I don’t know about you, but I think it takes a lot of courage to admit that kind of pre-9am schedule. And as someone who dreads public speaking (I opted not to speak at our wedding, for example, because I knew if I had a speech coming up I would probably not enjoy or remember any of the moments leading up to it), I can definitely empathize.
Stossel bares much more of his soul in the rest of the article. He discusses the childhood beginnings of his anxiety, his struggle to overcome a fear of vomiting (emetophobia), and a rather embarrassing episode involving a flooding bathroom at the Kennedy’s Cape Cod vacation home. He discusses the treatments and medication he’s tried, the differing doctors’ opinions.
I think this article is wonderful for two reasons. It tells anyone out there who suffers from anxiety, whether it be mild or strong, that they are not alone. It also suggests that anxiety, at least in some cases where it is not too debilitating, can be a gift.
My anxiety can be intolerable. But it is also, maybe, a gift—or at least the other side of a coin I ought to think twice about before trading in. As often as anxiety has held me back—prevented me from traveling, or from seizing opportunities or taking certain risks—it has also unquestionably spurred me forward.
As Stossel points out, historical evidence suggests that anxiety can be allied to artistic and creative genius, and many of history’s most eminent scientists suffered from anxiety or depression, or both. He notes that Jerome Kagan, an American psychologist, has said that he only hires people with high-reactive temperaments as research assistants, because they are compulsive and don’t make errors.

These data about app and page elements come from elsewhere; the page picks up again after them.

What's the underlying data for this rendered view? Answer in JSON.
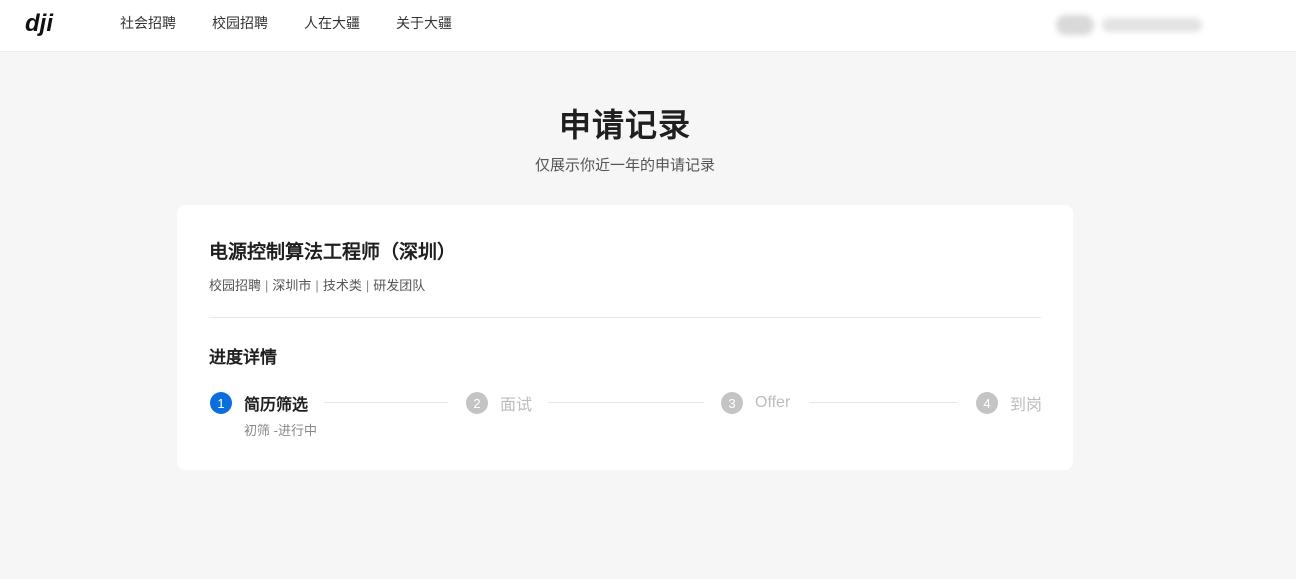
{
  "nav": {
    "logo_text": "dji",
    "links": [
      "社会招聘",
      "校园招聘",
      "人在大疆",
      "关于大疆"
    ]
  },
  "page": {
    "title": "申请记录",
    "subtitle": "仅展示你近一年的申请记录"
  },
  "application": {
    "job_title": "电源控制算法工程师（深圳）",
    "meta": [
      "校园招聘",
      "深圳市",
      "技术类",
      "研发团队"
    ],
    "meta_separator": "|",
    "progress_title": "进度详情",
    "steps": [
      {
        "num": "1",
        "label": "简历筛选",
        "active": true,
        "status": "初筛 -进行中"
      },
      {
        "num": "2",
        "label": "面试",
        "active": false
      },
      {
        "num": "3",
        "label": "Offer",
        "active": false
      },
      {
        "num": "4",
        "label": "到岗",
        "active": false
      }
    ]
  },
  "colors": {
    "accent": "#0a6fdc",
    "inactive": "#c4c4c4",
    "background": "#f6f6f6"
  }
}
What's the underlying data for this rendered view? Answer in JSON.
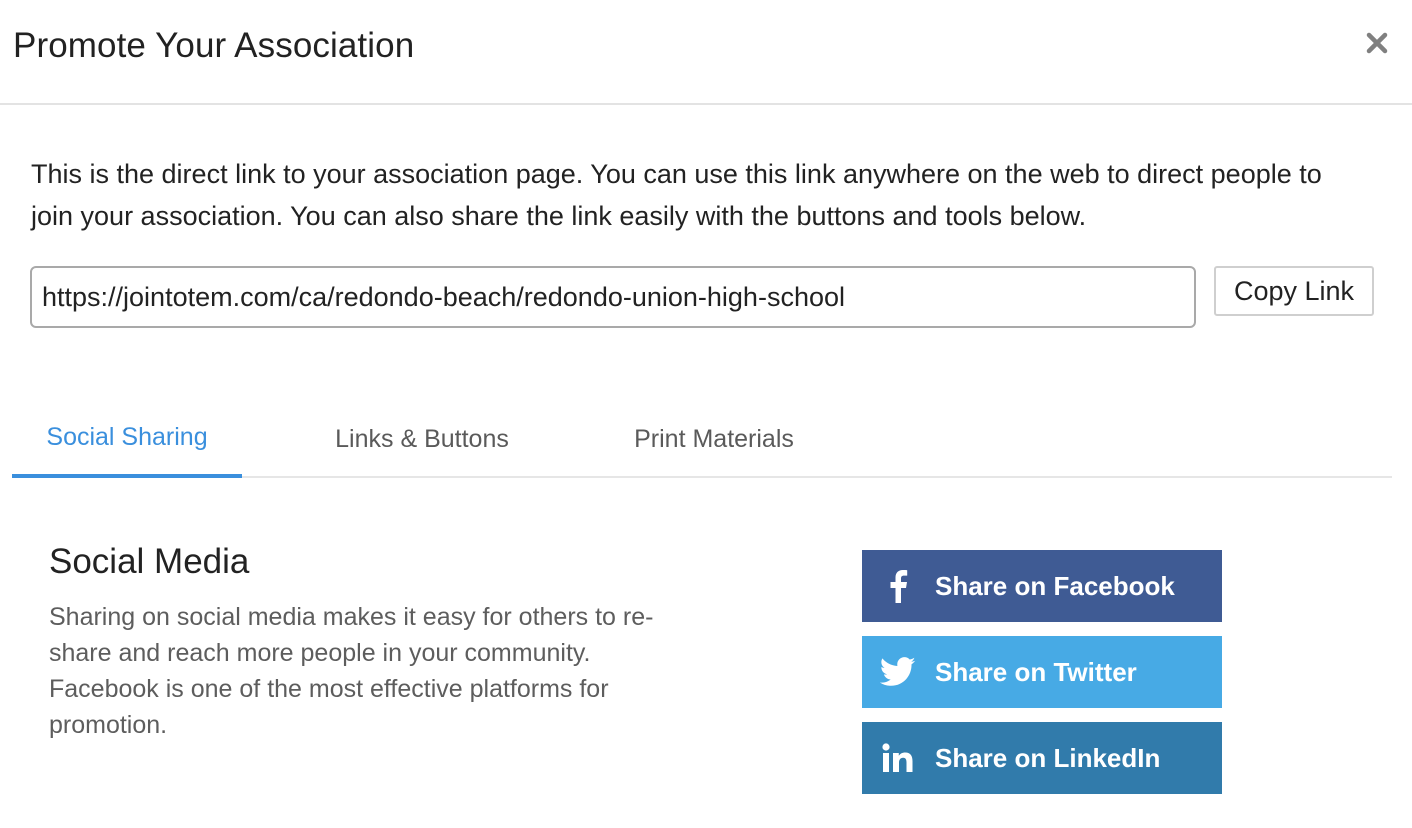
{
  "dialog": {
    "title": "Promote Your Association",
    "close_icon": "close-icon"
  },
  "intro": {
    "text": "This is the direct link to your association page. You can use this link anywhere on the web to direct people to join your association. You can also share the link easily with the buttons and tools below."
  },
  "link": {
    "value": "https://jointotem.com/ca/redondo-beach/redondo-union-high-school",
    "copy_label": "Copy Link"
  },
  "tabs": [
    {
      "label": "Social Sharing",
      "active": true
    },
    {
      "label": "Links & Buttons",
      "active": false
    },
    {
      "label": "Print Materials",
      "active": false
    }
  ],
  "social": {
    "title": "Social Media",
    "description": "Sharing on social media makes it easy for others to re-share and reach more people in your community. Facebook is one of the most effective platforms for promotion.",
    "buttons": [
      {
        "label": "Share on Facebook",
        "icon": "facebook-icon",
        "color": "#3f5b94"
      },
      {
        "label": "Share on Twitter",
        "icon": "twitter-icon",
        "color": "#47aae5"
      },
      {
        "label": "Share on LinkedIn",
        "icon": "linkedin-icon",
        "color": "#317bab"
      }
    ]
  },
  "colors": {
    "accent": "#3a8fdd"
  }
}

I think most of us suffer from some degree of anxiety—it’s part of what makes us human. And while mine can occasionally be a little hard to manage, reading this article made me realize it could be so much worse. It also made me appreciate that a little bit of anxiety can be a good thing.
Image credit: The Atlantic